When the February 8 deal went down, it was largely painted as addition by subtraction. The Cavaliers’ locker room was toxic, and Ty Lue had entirely too many mouths—and egos—to feed. Looking back, any of the players dealt (outside of the always lovely Frye) could have been in Lue’s crosshairs. Thomas, Wade and Rose were on one-year ‘prove it’ deals. Crowder was clearly unhappy with the influence James had on the team’s roster and game plan. And Iman Shumpert went from starting in the NBA Finals to being DNP-CD thanks to the litany of moves made subsequent to the team’s championship in 2016.
As Christmas music echoed throughout Cleveland Clinic Courts on that December day in 2017, Thomas spoke about taking things day-by-day, inching closer to his return as he became more and more comfortable. He spoke highly of the fans, the team, and his teammates, pleased with the reception he has received, and the patience everyone had provided. I asked Thomas about how comforting it was that the team was playing so well without him—the thinking, of course, that there’s less pressure for him to return earlier than would be considered ideal, thus allowing him to merely slot right in and play at his All-NBA level once ready.

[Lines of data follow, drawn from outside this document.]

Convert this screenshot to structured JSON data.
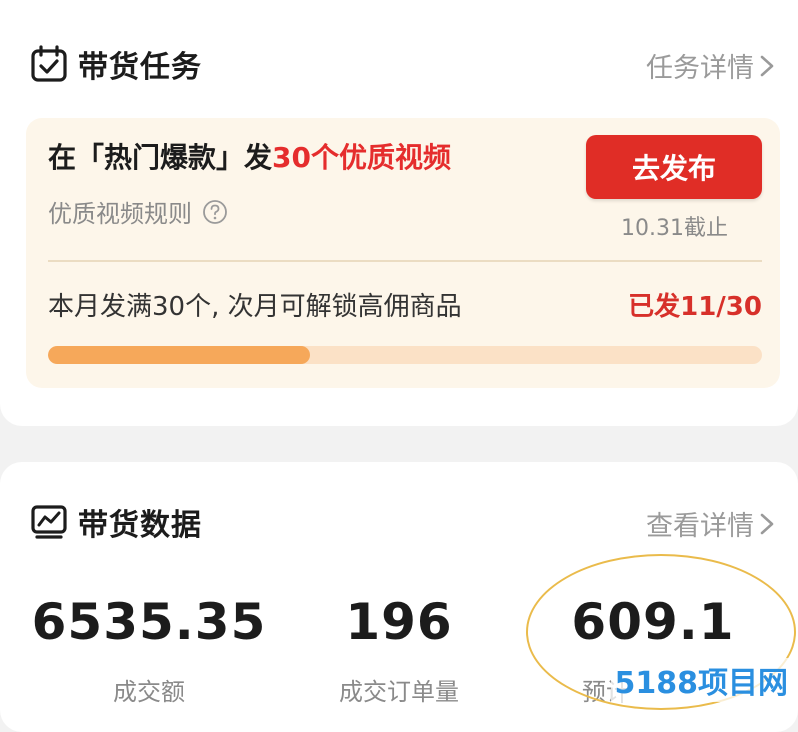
{
  "task_section": {
    "title": "带货任务",
    "more_label": "任务详情",
    "icon": "calendar-check-icon",
    "task": {
      "line_prefix": "在「热门爆款」发",
      "line_highlight": "30个优质视频",
      "rule_label": "优质视频规则",
      "button_label": "去发布",
      "deadline": "10.31截止",
      "unlock_text": "本月发满30个, 次月可解锁高佣商品",
      "sent_count": "已发11/30",
      "progress": 0.367
    }
  },
  "data_section": {
    "title": "带货数据",
    "more_label": "查看详情",
    "icon": "trend-chart-icon",
    "stats": [
      {
        "value": "6535.35",
        "label": "成交额"
      },
      {
        "value": "196",
        "label": "成交订单量"
      },
      {
        "value": "609.1",
        "label": "预计"
      }
    ]
  },
  "watermark": "5188项目网",
  "colors": {
    "accent_red": "#e02d26",
    "progress_fill": "#f6a85a",
    "annotation_circle": "#eabb4b"
  }
}
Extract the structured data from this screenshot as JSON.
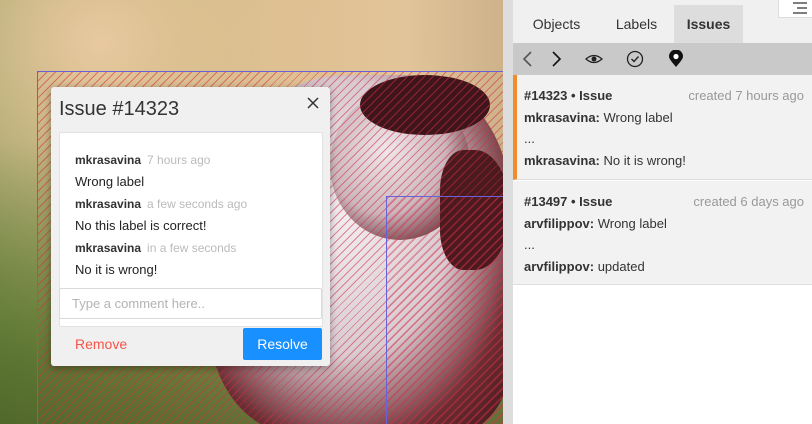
{
  "dialog": {
    "title": "Issue #14323",
    "comments": [
      {
        "author": "mkrasavina",
        "time": "7 hours ago",
        "message": "Wrong label"
      },
      {
        "author": "mkrasavina",
        "time": "a few seconds ago",
        "message": "No this label is correct!"
      },
      {
        "author": "mkrasavina",
        "time": "in a few seconds",
        "message": "No it is wrong!"
      }
    ],
    "input_placeholder": "Type a comment here..",
    "remove_label": "Remove",
    "resolve_label": "Resolve"
  },
  "panel": {
    "tabs": [
      {
        "label": "Objects"
      },
      {
        "label": "Labels"
      },
      {
        "label": "Issues"
      }
    ],
    "issues": [
      {
        "header": "#14323 • Issue",
        "created": "created 7 hours ago",
        "first_author": "mkrasavina:",
        "first_message": "Wrong label",
        "ellipsis": "...",
        "last_author": "mkrasavina:",
        "last_message": "No it is wrong!"
      },
      {
        "header": "#13497 • Issue",
        "created": "created 6 days ago",
        "first_author": "arvfilippov:",
        "first_message": "Wrong label",
        "ellipsis": "...",
        "last_author": "arvfilippov:",
        "last_message": "updated"
      }
    ]
  },
  "colors": {
    "accent": "#1890ff",
    "remove": "#f5554a",
    "selected_issue_border": "#f08c2c",
    "shape_border": "#6a60d8"
  }
}
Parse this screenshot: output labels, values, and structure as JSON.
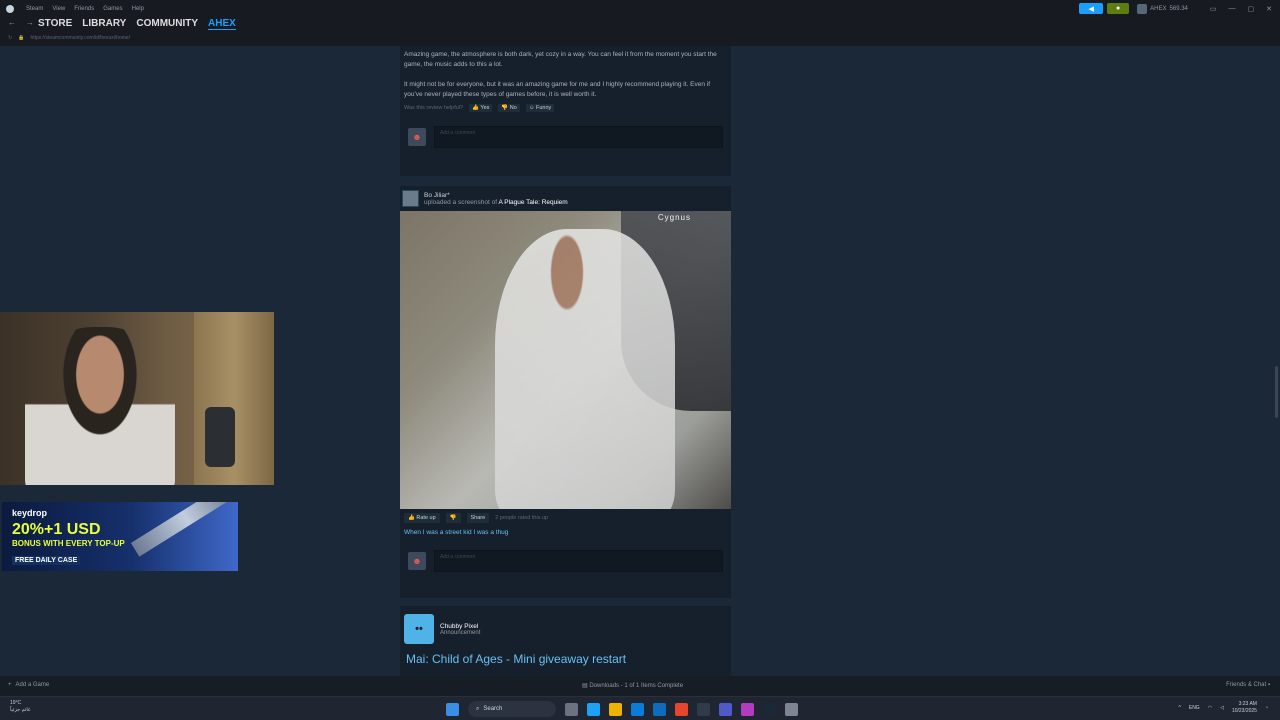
{
  "titlebar": {
    "menu": [
      "Steam",
      "View",
      "Friends",
      "Games",
      "Help"
    ],
    "account_name": "AHEX",
    "balance": "569.34"
  },
  "nav": {
    "links": [
      "STORE",
      "LIBRARY",
      "COMMUNITY",
      "AHEX"
    ],
    "active": "AHEX",
    "url": "https://steamcommunity.com/id/hexaxi/home/"
  },
  "review": {
    "paragraph1": "Amazing game, the atmosphere is both dark, yet cozy in a way. You can feel it from the moment you start the game, the music adds to this a lot.",
    "paragraph2": "It might not be for everyone, but it was an amazing game for me and I highly recommend playing it. Even if you've never played these types of games before, it is well worth it.",
    "helpful_label": "Was this review helpful?",
    "yes": "Yes",
    "no": "No",
    "funny": "Funny",
    "comment_placeholder": "Add a comment"
  },
  "screenshot_post": {
    "user": "Bo Jiliar*",
    "action": "uploaded a screenshot of",
    "game": "A Plague Tale: Requiem",
    "watermark": "Cygnus",
    "rate_up": "Rate up",
    "share": "Share",
    "rated_text": "2 people rated this up",
    "caption": "When I was a street kid I was a thug",
    "comment_placeholder": "Add a comment"
  },
  "announcement": {
    "developer": "Chubby Pixel",
    "type": "Announcement",
    "title": "Mai: Child of Ages - Mini giveaway restart"
  },
  "ad": {
    "brand": "keydrop",
    "headline": "20%+1 USD",
    "subline": "BONUS WITH EVERY TOP-UP",
    "cta": "FREE DAILY CASE"
  },
  "bottombar": {
    "add_game": "Add a Game",
    "downloads": "Downloads - 1 of 1 Items Complete",
    "friends_chat": "Friends & Chat"
  },
  "taskbar": {
    "weather_temp": "19°C",
    "weather_desc": "غائم جزئياً",
    "search": "Search",
    "lang": "ENG",
    "time": "3:23 AM",
    "date": "10/23/2025"
  }
}
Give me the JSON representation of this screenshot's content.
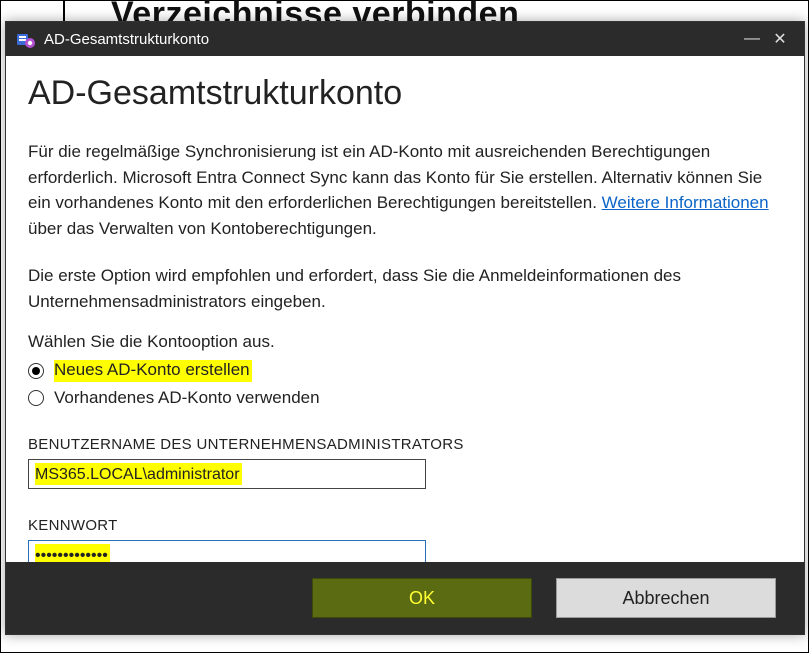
{
  "window": {
    "bg_partial_text": "Verzeichnisse verbinden",
    "title": "AD-Gesamtstrukturkonto",
    "minimize": "—",
    "close": "✕"
  },
  "main": {
    "heading": "AD-Gesamtstrukturkonto",
    "para1a": "Für die regelmäßige Synchronisierung ist ein AD-Konto mit ausreichenden Berechtigungen erforderlich. Microsoft Entra Connect Sync kann das Konto für Sie erstellen. Alternativ können Sie ein vorhandenes Konto mit den erforderlichen Berechtigungen bereitstellen. ",
    "link_text": "Weitere Informationen",
    "para1b": " über das Verwalten von Kontoberechtigungen.",
    "para2": "Die erste Option wird empfohlen und erfordert, dass Sie die Anmeldeinformationen des Unternehmensadministrators eingeben.",
    "option_prompt": "Wählen Sie die Kontooption aus.",
    "radio1": "Neues AD-Konto erstellen",
    "radio2": "Vorhandenes AD-Konto verwenden",
    "username_label": "BENUTZERNAME DES UNTERNEHMENSADMINISTRATORS",
    "username_value": "MS365.LOCAL\\administrator",
    "password_label": "KENNWORT",
    "password_mask": "•••••••••••••"
  },
  "footer": {
    "ok": "OK",
    "cancel": "Abbrechen"
  }
}
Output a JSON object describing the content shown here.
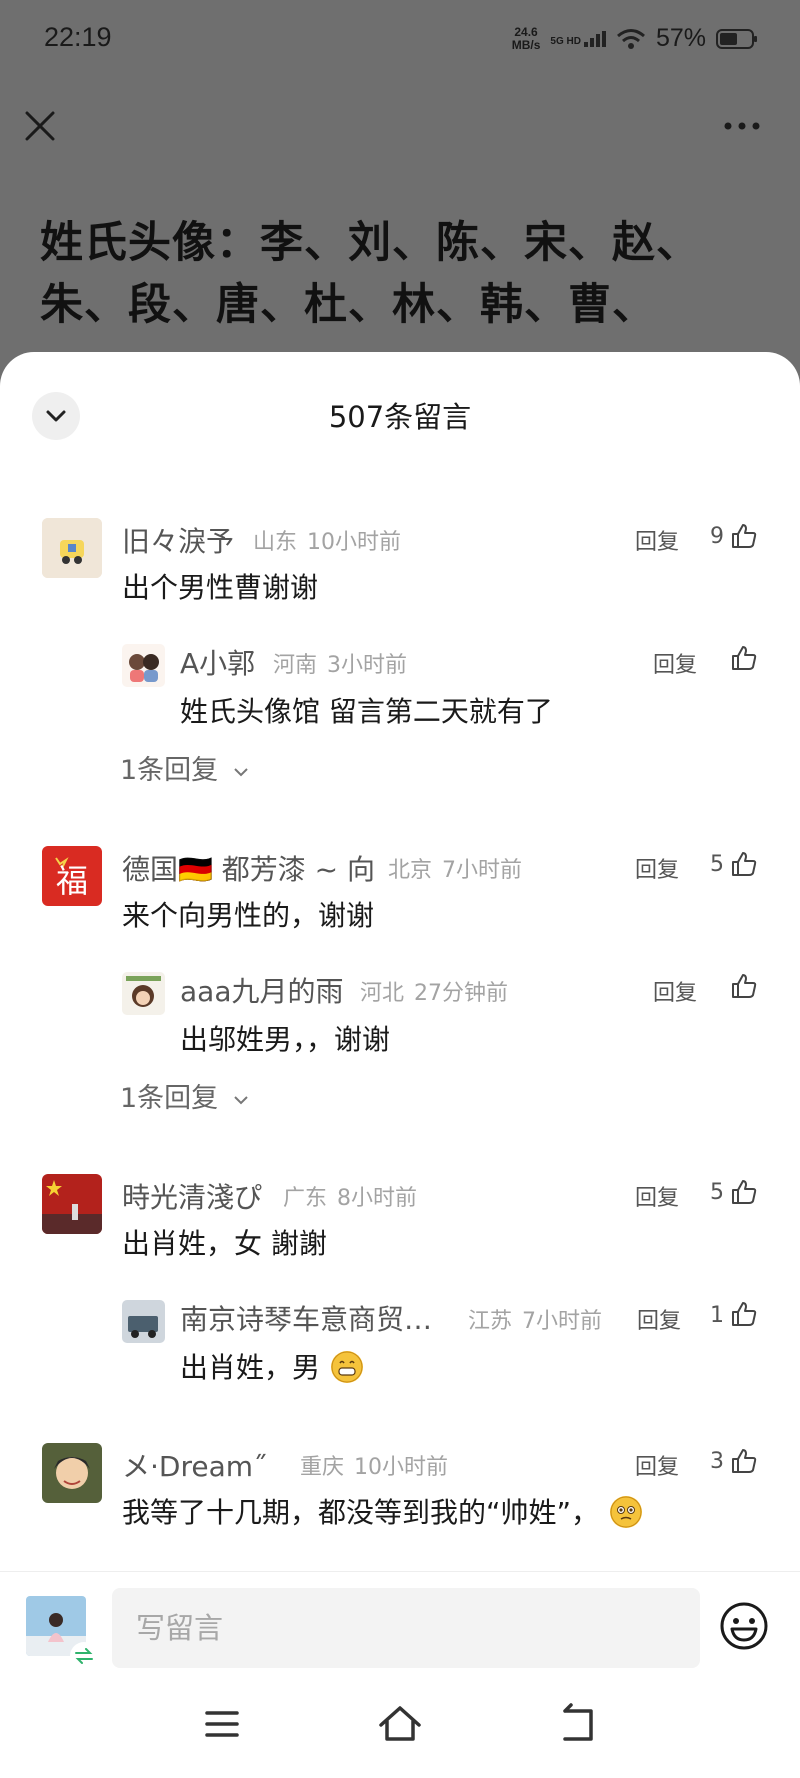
{
  "status_bar": {
    "time": "22:19",
    "net_speed_value": "24.6",
    "net_speed_unit": "MB/s",
    "signal": "5G HD",
    "battery": "57%",
    "battery_level": 0.57
  },
  "article": {
    "title": "姓氏头像：李、刘、陈、宋、赵、朱、段、唐、杜、林、韩、曹、"
  },
  "sheet": {
    "title": "507条留言"
  },
  "comments": [
    {
      "user": "旧々淚予",
      "location": "山东",
      "time": "10小时前",
      "reply_label": "回复",
      "likes": "9",
      "text": "出个男性曹谢谢",
      "reply": {
        "user": "A小郭",
        "location": "河南",
        "time": "3小时前",
        "reply_label": "回复",
        "likes": "",
        "text": "姓氏头像馆  留言第二天就有了"
      },
      "more_replies": "1条回复"
    },
    {
      "user": "德国🇩🇪 都芳漆 ~ 向",
      "location": "北京",
      "time": "7小时前",
      "reply_label": "回复",
      "likes": "5",
      "text": "来个向男性的，谢谢",
      "reply": {
        "user": "aaa九月的雨",
        "location": "河北",
        "time": "27分钟前",
        "reply_label": "回复",
        "likes": "",
        "text": "出邬姓男，，谢谢"
      },
      "more_replies": "1条回复"
    },
    {
      "user": "時光清淺ぴ",
      "location": "广东",
      "time": "8小时前",
      "reply_label": "回复",
      "likes": "5",
      "text": "出肖姓，女  謝謝",
      "reply": {
        "user": "南京诗琴车意商贸…",
        "location": "江苏",
        "time": "7小时前",
        "reply_label": "回复",
        "likes": "1",
        "text": "出肖姓，男"
      }
    },
    {
      "user": "メ·Dream˝",
      "location": "重庆",
      "time": "10小时前",
      "reply_label": "回复",
      "likes": "3",
      "text": "我等了十几期，都没等到我的“帅姓”，"
    }
  ],
  "input": {
    "placeholder": "写留言"
  },
  "icons": {
    "close": "close-icon",
    "more": "more-icon",
    "collapse": "chevron-down-icon",
    "like": "thumbs-up-icon",
    "emoji": "emoji-icon",
    "menu": "menu-icon",
    "home": "home-icon",
    "back": "back-icon"
  },
  "colors": {
    "overlay": "#6f6f6f",
    "sheet_bg": "#ffffff",
    "meta_text": "#a3a3a3",
    "username_text": "#555555"
  }
}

It’s fair to say that line of thinking could not have been further from reality. Losing to a grade schooler in knock out should have been our first sign.